ACTIVITY » Count the lines in the records that hold the string "Japan". Only the number should be given.

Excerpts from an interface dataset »
··········

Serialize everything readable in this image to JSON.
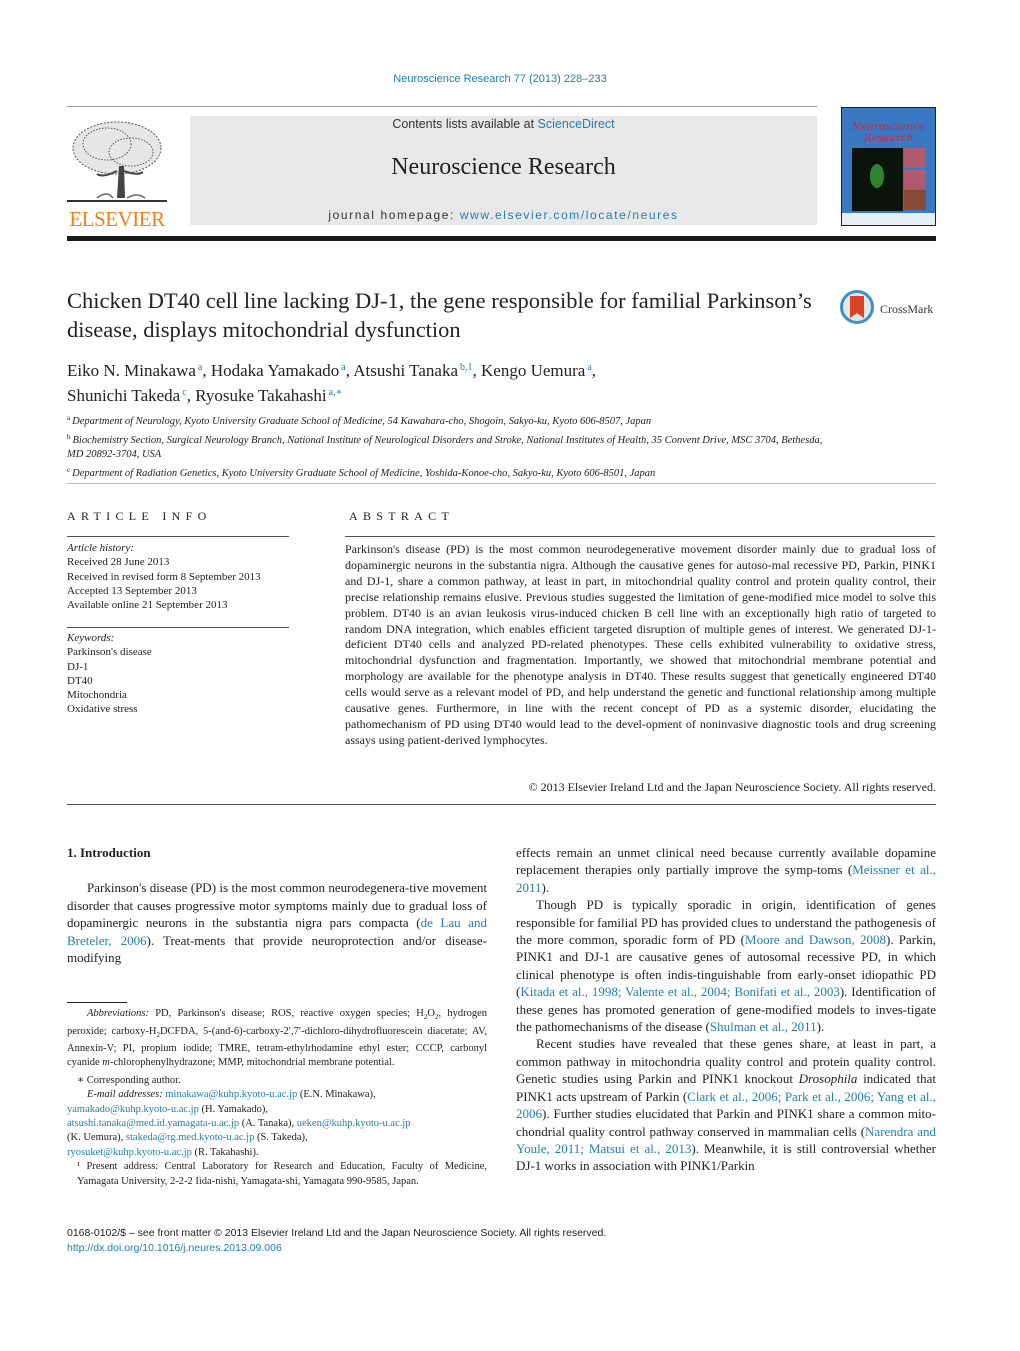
{
  "header": {
    "journal_reference": "Neuroscience Research 77 (2013) 228–233",
    "publisher_logo_text": "ELSEVIER",
    "contents_prefix": "Contents lists available at ",
    "contents_link": "ScienceDirect",
    "journal_name": "Neuroscience Research",
    "homepage_prefix": "journal homepage: ",
    "homepage_link": "www.elsevier.com/locate/neures",
    "cover_title_line1": "Neuroscience",
    "cover_title_line2": "Research",
    "crossmark_label": "CrossMark"
  },
  "article": {
    "title": "Chicken DT40 cell line lacking DJ-1, the gene responsible for familial Parkinson’s disease, displays mitochondrial dysfunction",
    "authors": [
      {
        "name": "Eiko N. Minakawa",
        "marks": "a",
        "sep": ", "
      },
      {
        "name": "Hodaka Yamakado",
        "marks": "a",
        "sep": ", "
      },
      {
        "name": "Atsushi Tanaka",
        "marks": "b,1",
        "sep": ", "
      },
      {
        "name": "Kengo Uemura",
        "marks": "a",
        "sep": ","
      },
      {
        "name": "Shunichi Takeda",
        "marks": "c",
        "sep": ", "
      },
      {
        "name": "Ryosuke Takahashi",
        "marks": "a,∗",
        "sep": ""
      }
    ],
    "affiliations": [
      {
        "mark": "a",
        "text": "Department of Neurology, Kyoto University Graduate School of Medicine, 54 Kawahara-cho, Shogoin, Sakyo-ku, Kyoto 606-8507, Japan"
      },
      {
        "mark": "b",
        "text": "Biochemistry Section, Surgical Neurology Branch, National Institute of Neurological Disorders and Stroke, National Institutes of Health, 35 Convent Drive, MSC 3704, Bethesda, MD 20892-3704, USA"
      },
      {
        "mark": "c",
        "text": "Department of Radiation Genetics, Kyoto University Graduate School of Medicine, Yoshida-Konoe-cho, Sakyo-ku, Kyoto 606-8501, Japan"
      }
    ]
  },
  "article_info": {
    "heading": "ARTICLE INFO",
    "history_label": "Article history:",
    "history": [
      "Received 28 June 2013",
      "Received in revised form 8 September 2013",
      "Accepted 13 September 2013",
      "Available online 21 September 2013"
    ],
    "keywords_label": "Keywords:",
    "keywords": [
      "Parkinson's disease",
      "DJ-1",
      "DT40",
      "Mitochondria",
      "Oxidative stress"
    ]
  },
  "abstract": {
    "heading": "ABSTRACT",
    "text": "Parkinson's disease (PD) is the most common neurodegenerative movement disorder mainly due to gradual loss of dopaminergic neurons in the substantia nigra. Although the causative genes for autoso-mal recessive PD, Parkin, PINK1 and DJ-1, share a common pathway, at least in part, in mitochondrial quality control and protein quality control, their precise relationship remains elusive. Previous studies suggested the limitation of gene-modified mice model to solve this problem. DT40 is an avian leukosis virus-induced chicken B cell line with an exceptionally high ratio of targeted to random DNA integration, which enables efficient targeted disruption of multiple genes of interest. We generated DJ-1-deficient DT40 cells and analyzed PD-related phenotypes. These cells exhibited vulnerability to oxidative stress, mitochondrial dysfunction and fragmentation. Importantly, we showed that mitochondrial membrane potential and morphology are available for the phenotype analysis in DT40. These results suggest that genetically engineered DT40 cells would serve as a relevant model of PD, and help understand the genetic and functional relationship among multiple causative genes. Furthermore, in line with the recent concept of PD as a systemic disorder, elucidating the pathomechanism of PD using DT40 would lead to the devel-opment of noninvasive diagnostic tools and drug screening assays using patient-derived lymphocytes.",
    "copyright": "© 2013 Elsevier Ireland Ltd and the Japan Neuroscience Society. All rights reserved."
  },
  "introduction": {
    "heading": "1.  Introduction",
    "p1_a": "Parkinson's disease (PD) is the most common neurodegenera-tive movement disorder that causes progressive motor symptoms mainly due to gradual loss of dopaminergic neurons in the substantia nigra pars compacta (",
    "p1_cite": "de Lau and Breteler, 2006",
    "p1_b": "). Treat-ments that provide neuroprotection and/or disease-modifying",
    "r1_a": "effects remain an unmet clinical need because currently available dopamine replacement therapies only partially improve the symp-toms (",
    "r1_cite": "Meissner et al., 2011",
    "r1_b": ").",
    "r2_a": "Though PD is typically sporadic in origin, identification of genes responsible for familial PD has provided clues to understand the pathogenesis of the more common, sporadic form of PD (",
    "r2_cite1": "Moore and Dawson, 2008",
    "r2_b": "). Parkin, PINK1 and DJ-1 are causative genes of autosomal recessive PD, in which clinical phenotype is often indis-tinguishable from early-onset idiopathic PD (",
    "r2_cite2": "Kitada et al., 1998; Valente et al., 2004; Bonifati et al., 2003",
    "r2_c": "). Identification of these genes has promoted generation of gene-modified models to inves-tigate the pathomechanisms of the disease (",
    "r2_cite3": "Shulman et al., 2011",
    "r2_d": ").",
    "r3_a": "Recent studies have revealed that these genes share, at least in part, a common pathway in mitochondria quality control and protein quality control. Genetic studies using Parkin and PINK1 knockout ",
    "r3_italic": "Drosophila",
    "r3_b": " indicated that PINK1 acts upstream of Parkin (",
    "r3_cite1": "Clark et al., 2006; Park et al., 2006; Yang et al., 2006",
    "r3_c": "). Further studies elucidated that Parkin and PINK1 share a common mito-chondrial quality control pathway conserved in mammalian cells (",
    "r3_cite2": "Narendra and Youle, 2011; Matsui et al., 2013",
    "r3_d": "). Meanwhile, it is still controversial whether DJ-1 works in association with PINK1/Parkin"
  },
  "footnotes": {
    "abbrev_label": "Abbreviations:",
    "abbrev_a": " PD, Parkinson's disease; ROS, reactive oxygen species; H",
    "abbrev_b": "O",
    "abbrev_c": ", hydrogen peroxide; carboxy-H",
    "abbrev_d": "DCFDA, 5-(and-6)-carboxy-2′,7′-dichloro-dihydrofluorescein diacetate; AV, Annexin-V; PI, propium iodide; TMRE, tetram-ethylrhodamine ethyl ester; CCCP, carbonyl cyanide ",
    "abbrev_italic": "m",
    "abbrev_e": "-chlorophenylhydrazone; MMP, mitochondrial membrane potential.",
    "sub2": "2",
    "corresponding": "∗ Corresponding author.",
    "email_label": "E-mail addresses: ",
    "emails": [
      {
        "address": "minakawa@kuhp.kyoto-u.ac.jp",
        "who": " (E.N. Minakawa),"
      },
      {
        "address": "yamakado@kuhp.kyoto-u.ac.jp",
        "who": " (H. Yamakado),"
      },
      {
        "address": "atsushi.tanaka@med.id.yamagata-u.ac.jp",
        "who": " (A. Tanaka), "
      },
      {
        "address": "ueken@kuhp.kyoto-u.ac.jp",
        "who": ""
      },
      {
        "address": "stakeda@rg.med.kyoto-u.ac.jp",
        "who": " (S. Takeda),"
      },
      {
        "address": "ryosuket@kuhp.kyoto-u.ac.jp",
        "who": " (R. Takahashi)."
      }
    ],
    "uemura_prefix": "(K. Uemura), ",
    "present_address": "¹ Present address: Central Laboratory for Research and Education, Faculty of Medicine, Yamagata University, 2-2-2 Iida-nishi, Yamagata-shi, Yamagata 990-9585, Japan."
  },
  "bottom": {
    "issn_line": "0168-0102/$ – see front matter © 2013 Elsevier Ireland Ltd and the Japan Neuroscience Society. All rights reserved.",
    "doi": "http://dx.doi.org/10.1016/j.neures.2013.09.006"
  }
}
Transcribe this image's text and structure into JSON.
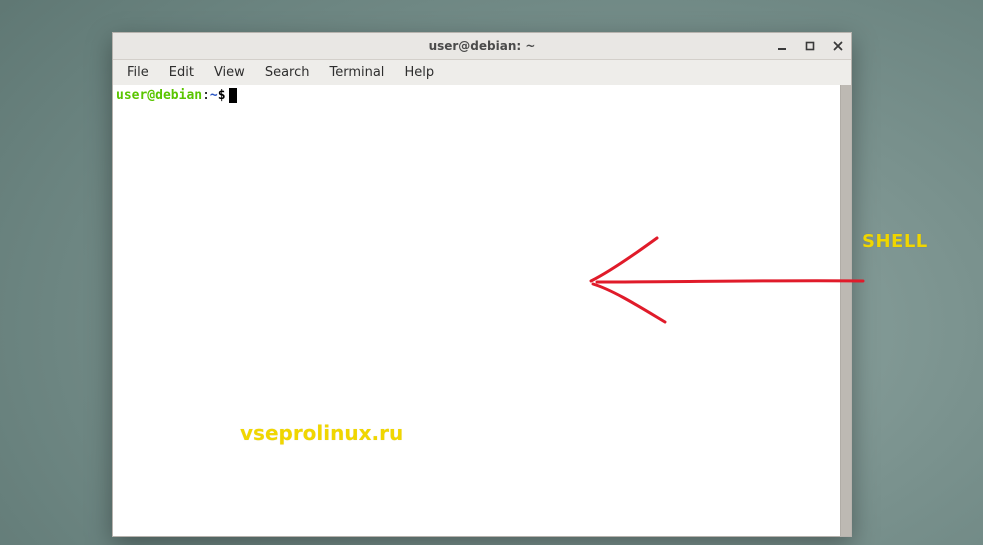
{
  "window": {
    "title": "user@debian: ~"
  },
  "menubar": {
    "items": [
      "File",
      "Edit",
      "View",
      "Search",
      "Terminal",
      "Help"
    ]
  },
  "terminal": {
    "prompt_user_host": "user@debian",
    "prompt_separator": ":",
    "prompt_path": "~",
    "prompt_symbol": "$"
  },
  "annotation": {
    "label": "SHELL",
    "arrow_color": "#e01b2a"
  },
  "watermark": "vseprolinux.ru"
}
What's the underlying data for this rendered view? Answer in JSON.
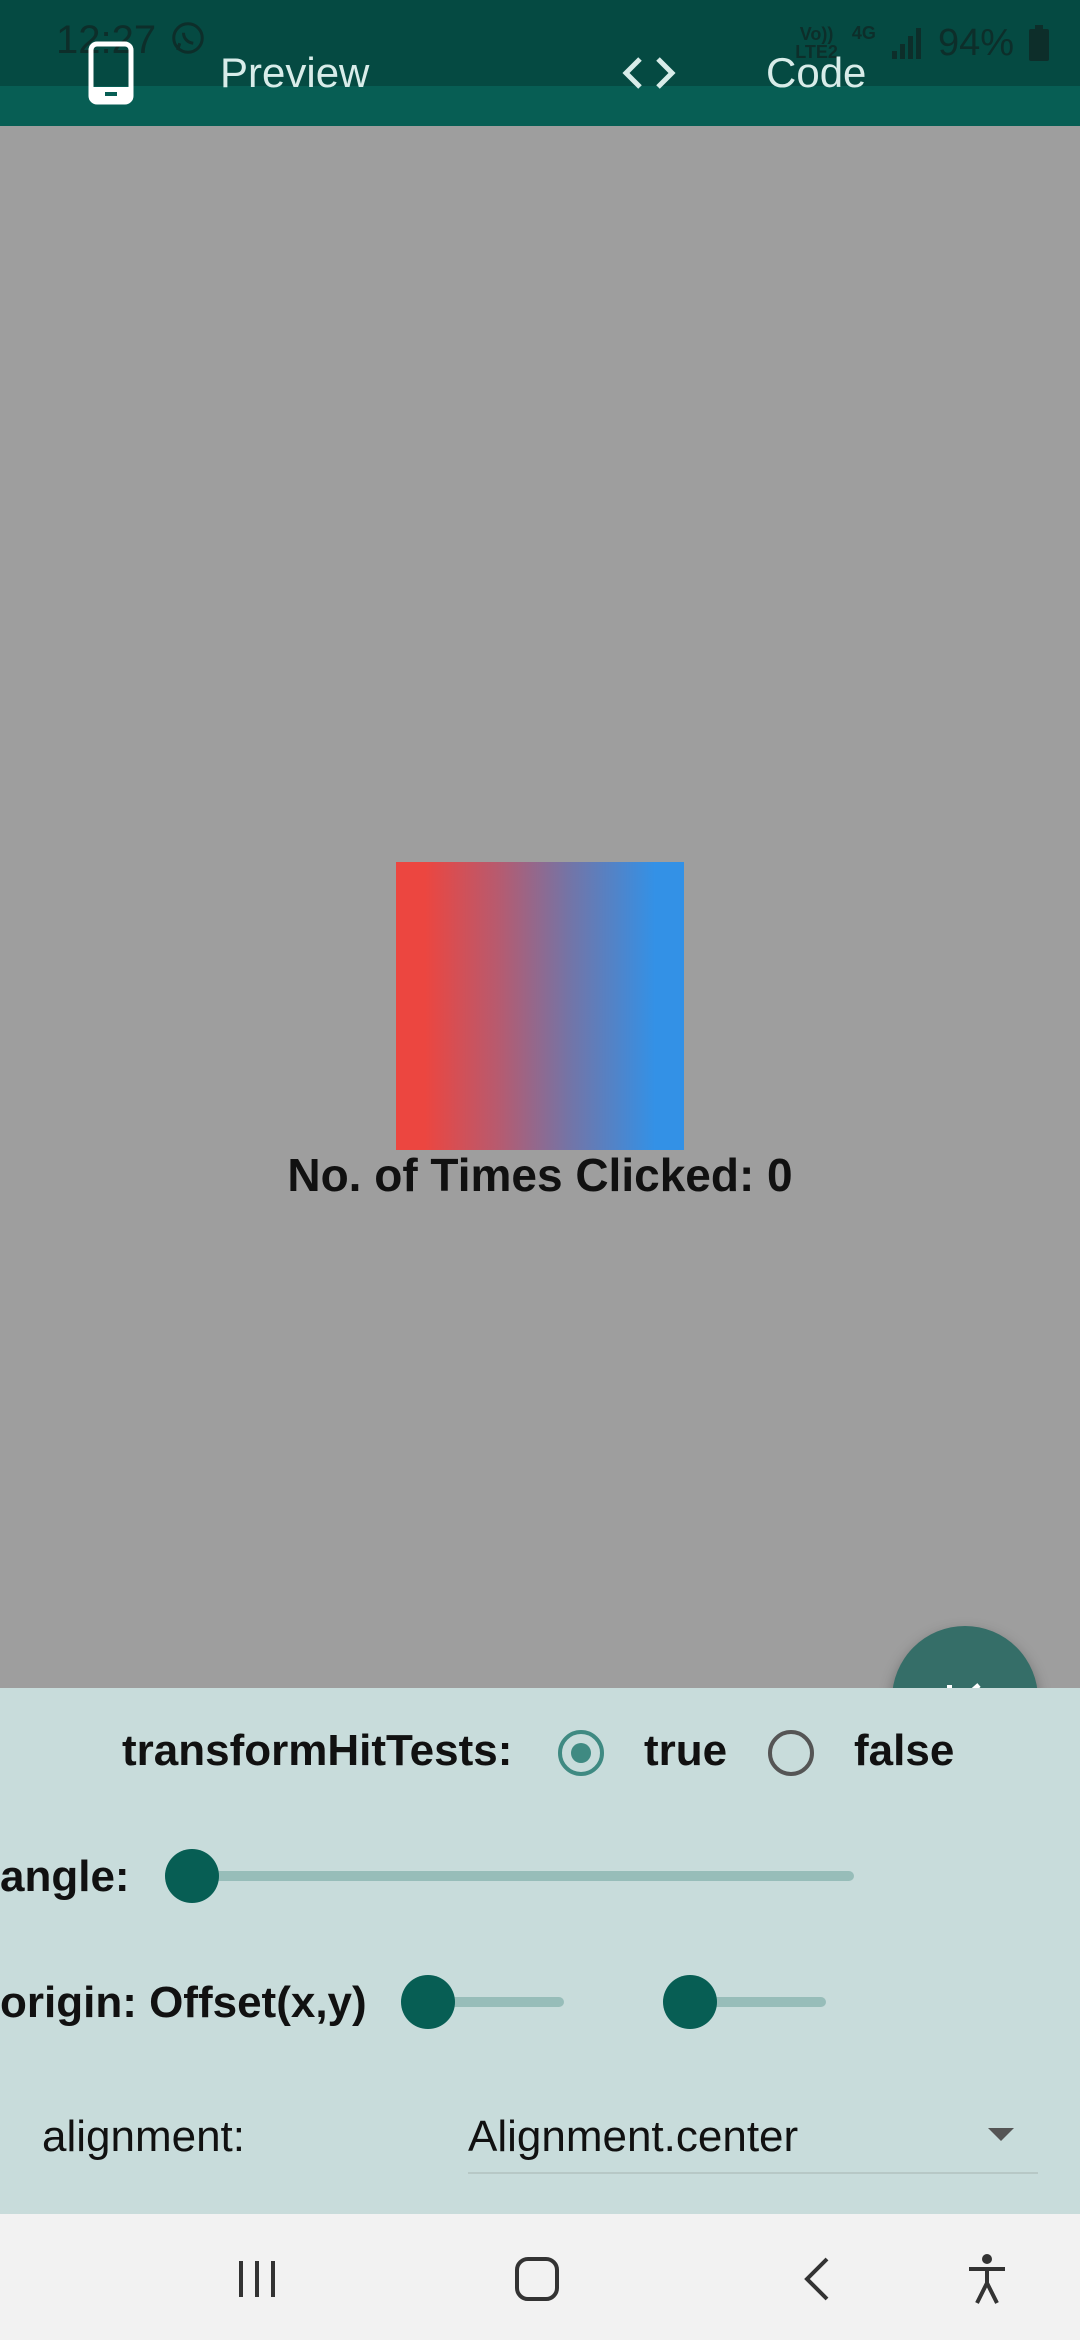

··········

EXERCISE ANSWER » 5